This analysis recommends that development in medical services might rely the maximum amount on widespread accessibility of correct patient information because it will on advances in technologies and procedures.

A partner with the early-stage venture capital firm Ventures and a former executive at Google and Factual, Eva Ho say that big data’s little secret is that a lot of it is not clean. That means a patient’s medical history can be filled with outdated or conflicting information that makes an accurate diagnosis more difficult.

The said of Eva Ho that federal government demands now all patient information to be digital and there is a massive change for firms which will integrate health data from a spread of sources and guarantees its accuracy. The most possible source can be patients share on social media accounts by themselves.

A recent study analyzed Facebook ad campaigns aboard public health records from the agency, National statistic system, Centers for Disease Control and Prevention and birth and death records from many U.S. countries from 2010 to 2013. It found one thing surprisingly concerning the prognostic ability of health-related social media data, knowing what Facebook users like diode to a lot of correct predictions concerning, however, long individuals can live, how usually they exercise or smoke, and what their likelihood is of obtaining a significant illness or disease, like polygenic disorder, fleshiness or heart attacks.

Study says done by New York based MKTG that analyzing of Facebook data with medical-record studies, predictions for a new health outcomes like whether or not an infant would have low birth weight or whether or not an adult would be generally poor health, were two to fourfold a lot of correct than those supported medical or socio-economic information alone.

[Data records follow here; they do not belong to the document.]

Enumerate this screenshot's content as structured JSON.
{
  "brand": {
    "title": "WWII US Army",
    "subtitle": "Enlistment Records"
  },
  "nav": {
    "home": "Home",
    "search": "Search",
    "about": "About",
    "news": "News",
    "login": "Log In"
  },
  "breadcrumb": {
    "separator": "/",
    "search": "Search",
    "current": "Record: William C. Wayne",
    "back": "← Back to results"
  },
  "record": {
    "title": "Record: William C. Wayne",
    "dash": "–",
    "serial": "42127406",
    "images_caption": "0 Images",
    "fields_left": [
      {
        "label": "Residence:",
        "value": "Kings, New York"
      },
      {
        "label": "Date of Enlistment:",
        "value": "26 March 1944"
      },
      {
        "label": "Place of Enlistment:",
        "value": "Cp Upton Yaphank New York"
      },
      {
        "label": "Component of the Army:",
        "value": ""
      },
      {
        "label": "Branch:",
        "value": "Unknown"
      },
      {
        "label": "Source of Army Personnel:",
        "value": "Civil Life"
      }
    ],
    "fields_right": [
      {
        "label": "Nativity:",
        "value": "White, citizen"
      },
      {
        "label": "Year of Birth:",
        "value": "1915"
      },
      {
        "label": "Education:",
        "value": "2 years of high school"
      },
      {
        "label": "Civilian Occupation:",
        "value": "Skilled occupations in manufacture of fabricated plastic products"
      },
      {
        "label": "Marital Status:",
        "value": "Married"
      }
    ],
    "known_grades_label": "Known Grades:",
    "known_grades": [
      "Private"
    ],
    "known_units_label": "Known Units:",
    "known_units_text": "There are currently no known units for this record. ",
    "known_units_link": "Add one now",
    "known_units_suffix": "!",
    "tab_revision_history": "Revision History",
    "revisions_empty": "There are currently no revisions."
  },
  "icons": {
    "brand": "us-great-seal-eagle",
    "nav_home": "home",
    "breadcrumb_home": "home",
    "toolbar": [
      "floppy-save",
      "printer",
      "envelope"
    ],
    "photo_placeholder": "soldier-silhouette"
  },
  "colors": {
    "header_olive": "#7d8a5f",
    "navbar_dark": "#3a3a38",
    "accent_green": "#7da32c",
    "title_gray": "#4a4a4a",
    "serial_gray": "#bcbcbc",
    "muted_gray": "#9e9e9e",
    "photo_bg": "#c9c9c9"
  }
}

The data used from social gaming to enhance such participation rates by 650% last year and is done by the state of CO with partnership of Kaiser Permanente and United Health Plans.